The Evolution Of Design Thinking - Designing For Innovative Sustainable Products & Services

Today, consumers expect brands to deliver innovative products and services that are based on positive brand values including commitments to social and environmental responsibility. Customers trust good brands and build an emotional connection with brands whose core values align with their own values. Lego is one of the latest brands that is focusing on creating innovative sustainable products with their latest sustainable bricks made from sugarcane. Lego plans to change its manufacturing processes using plant-based materials and recycled sources.

Design Thinking has been used for many years to create innovative products and services.

What is Design Thinking?

Design Thinking from Stanford’s Institute of Design is a methodology based on human-centred design process. Designers use design thinking to solve problems to create products or services that meet people’s needs.

Design thinking is a human-centred approach to innovation that draws from the designer’s toolkit to integrate the needs of people, the possibilities of technology, and the requirements for business success.
— Tim Brown, CEO of IDEO

The principles of Human-Centred Design:

Human-Centered Design (HCD) is not about following processes. It's about being mindful of HCD principles. Keep focus on people and the entire system to solve the right problems.

The Design Thinking process is an iterative process and according to Don Norman, the author of The Design of Everyday Things,  “we need more design doing”.  

The Design Thinking process can be summarised as follows:

  1. Discovery & Empathise - Research to find out people’s needs, likes and dislikes as well as to observe people to understand their behaviour.

  2. Define - Define the design question / problem based on people’ needs.

  3. Ideate - Brainstorm for ideas to find a solution...there are lots of possible solutions.
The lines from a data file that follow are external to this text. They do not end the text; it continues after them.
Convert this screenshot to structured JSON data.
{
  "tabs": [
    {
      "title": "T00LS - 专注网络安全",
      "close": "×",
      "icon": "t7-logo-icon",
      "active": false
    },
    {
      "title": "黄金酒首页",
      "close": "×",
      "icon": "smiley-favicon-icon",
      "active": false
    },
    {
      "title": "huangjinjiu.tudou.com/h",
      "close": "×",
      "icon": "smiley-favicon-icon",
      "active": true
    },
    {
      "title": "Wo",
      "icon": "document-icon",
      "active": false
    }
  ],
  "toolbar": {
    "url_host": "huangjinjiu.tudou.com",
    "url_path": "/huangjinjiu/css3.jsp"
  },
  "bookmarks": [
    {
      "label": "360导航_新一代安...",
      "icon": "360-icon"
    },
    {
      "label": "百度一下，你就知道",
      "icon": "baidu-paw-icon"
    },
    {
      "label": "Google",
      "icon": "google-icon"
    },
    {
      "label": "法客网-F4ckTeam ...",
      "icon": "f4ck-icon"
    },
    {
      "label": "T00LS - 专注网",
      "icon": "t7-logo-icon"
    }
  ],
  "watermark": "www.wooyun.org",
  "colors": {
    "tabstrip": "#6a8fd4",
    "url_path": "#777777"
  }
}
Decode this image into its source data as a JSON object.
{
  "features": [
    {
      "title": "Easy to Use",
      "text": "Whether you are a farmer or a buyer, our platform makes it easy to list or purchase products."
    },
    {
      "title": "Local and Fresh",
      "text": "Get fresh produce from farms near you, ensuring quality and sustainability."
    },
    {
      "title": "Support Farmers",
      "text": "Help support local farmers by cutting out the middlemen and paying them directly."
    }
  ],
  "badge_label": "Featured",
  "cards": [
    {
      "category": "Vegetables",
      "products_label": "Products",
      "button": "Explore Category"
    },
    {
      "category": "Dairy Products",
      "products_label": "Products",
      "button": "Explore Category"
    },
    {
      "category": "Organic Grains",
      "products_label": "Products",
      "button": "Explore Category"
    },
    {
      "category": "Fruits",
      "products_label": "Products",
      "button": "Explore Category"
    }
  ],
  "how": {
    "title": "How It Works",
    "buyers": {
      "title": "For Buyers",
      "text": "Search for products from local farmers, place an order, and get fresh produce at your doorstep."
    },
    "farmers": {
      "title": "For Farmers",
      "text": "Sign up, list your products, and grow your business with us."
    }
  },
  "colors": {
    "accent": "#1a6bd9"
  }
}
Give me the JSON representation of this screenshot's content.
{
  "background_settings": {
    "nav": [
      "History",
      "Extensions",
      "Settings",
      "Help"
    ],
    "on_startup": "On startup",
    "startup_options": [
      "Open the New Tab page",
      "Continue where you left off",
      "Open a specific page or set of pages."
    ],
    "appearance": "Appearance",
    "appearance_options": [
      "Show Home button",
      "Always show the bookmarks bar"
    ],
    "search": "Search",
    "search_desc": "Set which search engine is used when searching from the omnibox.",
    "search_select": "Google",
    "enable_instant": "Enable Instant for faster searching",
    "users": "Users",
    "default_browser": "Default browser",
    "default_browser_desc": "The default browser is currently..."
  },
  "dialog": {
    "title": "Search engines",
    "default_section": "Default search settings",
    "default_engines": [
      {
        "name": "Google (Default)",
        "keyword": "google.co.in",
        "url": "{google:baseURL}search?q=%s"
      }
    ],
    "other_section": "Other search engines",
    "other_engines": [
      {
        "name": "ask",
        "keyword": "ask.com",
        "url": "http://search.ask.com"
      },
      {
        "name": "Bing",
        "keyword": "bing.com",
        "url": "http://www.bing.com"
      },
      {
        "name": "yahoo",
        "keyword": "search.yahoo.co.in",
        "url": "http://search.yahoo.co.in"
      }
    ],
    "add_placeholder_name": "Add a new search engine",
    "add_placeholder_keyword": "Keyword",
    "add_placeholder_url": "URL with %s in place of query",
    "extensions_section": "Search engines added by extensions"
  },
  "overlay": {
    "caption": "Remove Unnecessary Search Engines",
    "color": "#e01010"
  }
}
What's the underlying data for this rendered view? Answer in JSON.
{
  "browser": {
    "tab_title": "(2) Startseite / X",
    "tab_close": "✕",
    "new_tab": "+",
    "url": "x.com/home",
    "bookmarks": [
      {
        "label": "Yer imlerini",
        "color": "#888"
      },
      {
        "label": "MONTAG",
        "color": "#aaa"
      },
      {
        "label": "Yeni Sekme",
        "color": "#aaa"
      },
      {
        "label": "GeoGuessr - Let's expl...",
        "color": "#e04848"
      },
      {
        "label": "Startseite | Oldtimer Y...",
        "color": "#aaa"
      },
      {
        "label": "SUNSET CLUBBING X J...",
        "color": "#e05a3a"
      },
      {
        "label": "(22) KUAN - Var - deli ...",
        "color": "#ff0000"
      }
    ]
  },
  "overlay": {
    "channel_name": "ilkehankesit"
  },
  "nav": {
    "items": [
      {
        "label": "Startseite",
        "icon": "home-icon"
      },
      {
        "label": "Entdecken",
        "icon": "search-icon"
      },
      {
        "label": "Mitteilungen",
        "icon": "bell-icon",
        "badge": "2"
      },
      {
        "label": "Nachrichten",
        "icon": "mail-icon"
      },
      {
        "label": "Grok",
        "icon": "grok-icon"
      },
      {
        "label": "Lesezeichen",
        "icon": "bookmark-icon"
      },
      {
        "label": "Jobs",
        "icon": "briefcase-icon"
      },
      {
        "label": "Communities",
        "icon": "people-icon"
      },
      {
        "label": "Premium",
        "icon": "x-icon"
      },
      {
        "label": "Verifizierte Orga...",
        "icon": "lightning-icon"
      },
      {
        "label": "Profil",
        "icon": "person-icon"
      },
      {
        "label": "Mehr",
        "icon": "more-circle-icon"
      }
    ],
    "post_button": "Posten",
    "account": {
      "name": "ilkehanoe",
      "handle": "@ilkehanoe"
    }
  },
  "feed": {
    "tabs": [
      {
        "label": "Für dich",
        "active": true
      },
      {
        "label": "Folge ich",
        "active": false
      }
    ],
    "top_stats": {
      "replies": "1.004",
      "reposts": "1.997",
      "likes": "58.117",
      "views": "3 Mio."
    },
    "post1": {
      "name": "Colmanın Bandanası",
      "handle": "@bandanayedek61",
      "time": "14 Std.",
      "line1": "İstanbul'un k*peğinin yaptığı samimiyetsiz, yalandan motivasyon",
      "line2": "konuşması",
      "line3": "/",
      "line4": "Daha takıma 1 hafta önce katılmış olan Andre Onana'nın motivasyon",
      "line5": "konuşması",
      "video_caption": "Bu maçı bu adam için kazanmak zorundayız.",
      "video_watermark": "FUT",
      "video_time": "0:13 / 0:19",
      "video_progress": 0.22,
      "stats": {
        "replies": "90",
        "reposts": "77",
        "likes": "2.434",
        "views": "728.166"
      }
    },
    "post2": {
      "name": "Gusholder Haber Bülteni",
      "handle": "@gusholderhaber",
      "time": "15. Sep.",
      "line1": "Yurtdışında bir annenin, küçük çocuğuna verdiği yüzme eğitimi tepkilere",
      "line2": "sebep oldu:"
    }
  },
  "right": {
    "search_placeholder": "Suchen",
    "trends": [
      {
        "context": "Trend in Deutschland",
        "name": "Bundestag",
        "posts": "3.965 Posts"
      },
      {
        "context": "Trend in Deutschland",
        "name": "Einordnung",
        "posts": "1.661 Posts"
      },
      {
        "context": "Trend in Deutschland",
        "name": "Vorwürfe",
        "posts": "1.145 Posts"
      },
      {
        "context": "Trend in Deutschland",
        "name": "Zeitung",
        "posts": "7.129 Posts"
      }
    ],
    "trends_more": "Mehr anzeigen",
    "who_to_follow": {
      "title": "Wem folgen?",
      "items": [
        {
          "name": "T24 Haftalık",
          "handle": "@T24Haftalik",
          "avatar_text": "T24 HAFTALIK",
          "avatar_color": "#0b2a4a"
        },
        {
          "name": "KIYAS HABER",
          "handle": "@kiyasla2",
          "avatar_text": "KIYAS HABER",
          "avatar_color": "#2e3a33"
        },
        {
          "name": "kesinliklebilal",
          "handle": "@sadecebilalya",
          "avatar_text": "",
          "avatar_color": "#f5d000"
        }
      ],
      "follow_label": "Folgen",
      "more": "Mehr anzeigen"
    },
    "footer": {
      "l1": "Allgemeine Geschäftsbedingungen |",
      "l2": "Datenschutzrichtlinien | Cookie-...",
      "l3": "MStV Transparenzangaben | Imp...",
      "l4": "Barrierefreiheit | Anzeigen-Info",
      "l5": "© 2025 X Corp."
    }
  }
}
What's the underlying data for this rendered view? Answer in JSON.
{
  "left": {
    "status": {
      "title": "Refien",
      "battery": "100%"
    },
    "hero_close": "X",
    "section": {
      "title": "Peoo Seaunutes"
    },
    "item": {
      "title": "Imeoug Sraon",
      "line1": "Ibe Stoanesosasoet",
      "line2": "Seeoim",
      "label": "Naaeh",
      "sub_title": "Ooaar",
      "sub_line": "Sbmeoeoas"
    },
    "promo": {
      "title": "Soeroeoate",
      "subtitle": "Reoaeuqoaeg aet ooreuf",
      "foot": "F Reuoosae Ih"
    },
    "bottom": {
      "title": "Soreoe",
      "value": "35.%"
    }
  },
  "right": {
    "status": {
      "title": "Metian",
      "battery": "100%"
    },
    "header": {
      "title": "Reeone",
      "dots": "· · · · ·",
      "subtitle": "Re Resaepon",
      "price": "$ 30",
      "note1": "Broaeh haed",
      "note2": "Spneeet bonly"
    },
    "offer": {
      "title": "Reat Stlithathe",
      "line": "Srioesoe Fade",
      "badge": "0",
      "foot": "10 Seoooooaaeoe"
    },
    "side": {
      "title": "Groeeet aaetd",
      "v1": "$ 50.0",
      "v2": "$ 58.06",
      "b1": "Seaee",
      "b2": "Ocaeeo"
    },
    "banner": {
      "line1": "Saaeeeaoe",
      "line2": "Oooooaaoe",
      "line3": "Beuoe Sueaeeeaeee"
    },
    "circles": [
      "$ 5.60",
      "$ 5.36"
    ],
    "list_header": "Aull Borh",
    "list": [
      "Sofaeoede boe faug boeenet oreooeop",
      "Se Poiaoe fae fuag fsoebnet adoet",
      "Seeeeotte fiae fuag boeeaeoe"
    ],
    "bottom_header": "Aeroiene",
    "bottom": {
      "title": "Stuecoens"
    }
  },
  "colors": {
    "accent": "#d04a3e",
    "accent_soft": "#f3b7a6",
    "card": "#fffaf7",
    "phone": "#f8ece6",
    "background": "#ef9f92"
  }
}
  4. Prototype - Design to solve a problem using sketching & prototyping.

  5. Test - testing the prototype

  6. Implement

The Design Council report on the design economy highlighted some examples of design influence in the 21st century including:

  • Health: The number of designers working in health and well-being has increased with the realisation of the social impact of design.

  • Business: Design is transforming businesses, building design studios and appointing Chief Design Officers to join their board of directors…becoming design-led businesses.

  • Cities: In large populated cities, design is being used to solve problems in e.g. housing and infrastructure.

  • Government: In the UK, Europe and the US, design is being used to improve public services and policies.

For example, an innovative app is currently being used for tackling pollution in the Italian city of Bologna. This app has been designed to persuade people to change their behaviour to a more environmentally friendly way by rewarding users for not driving into the city. The app uses GPS tracking to record journeys and users can earn points with each walk or trip by bike or bus. The points can then be exchanged for goods and services at local businesses that are participating in this scheme.

According to IDEO, The evolution of Design Thinking - the future is Circular Design. IDEO’s circular design is aimed at changing the mindset from designing for a linear economy (where products are designed, made, used and disposed) to designing for a circular economy, to design long-lasting products where waste is minimised and the focus is on reuse and recycling.

Tim Brown, CEO of IDEO, explains the circular economy and why designers need to get involved. To learn how to start designing differently, visit the Circular Design Guide http://www.circulardesignguide.com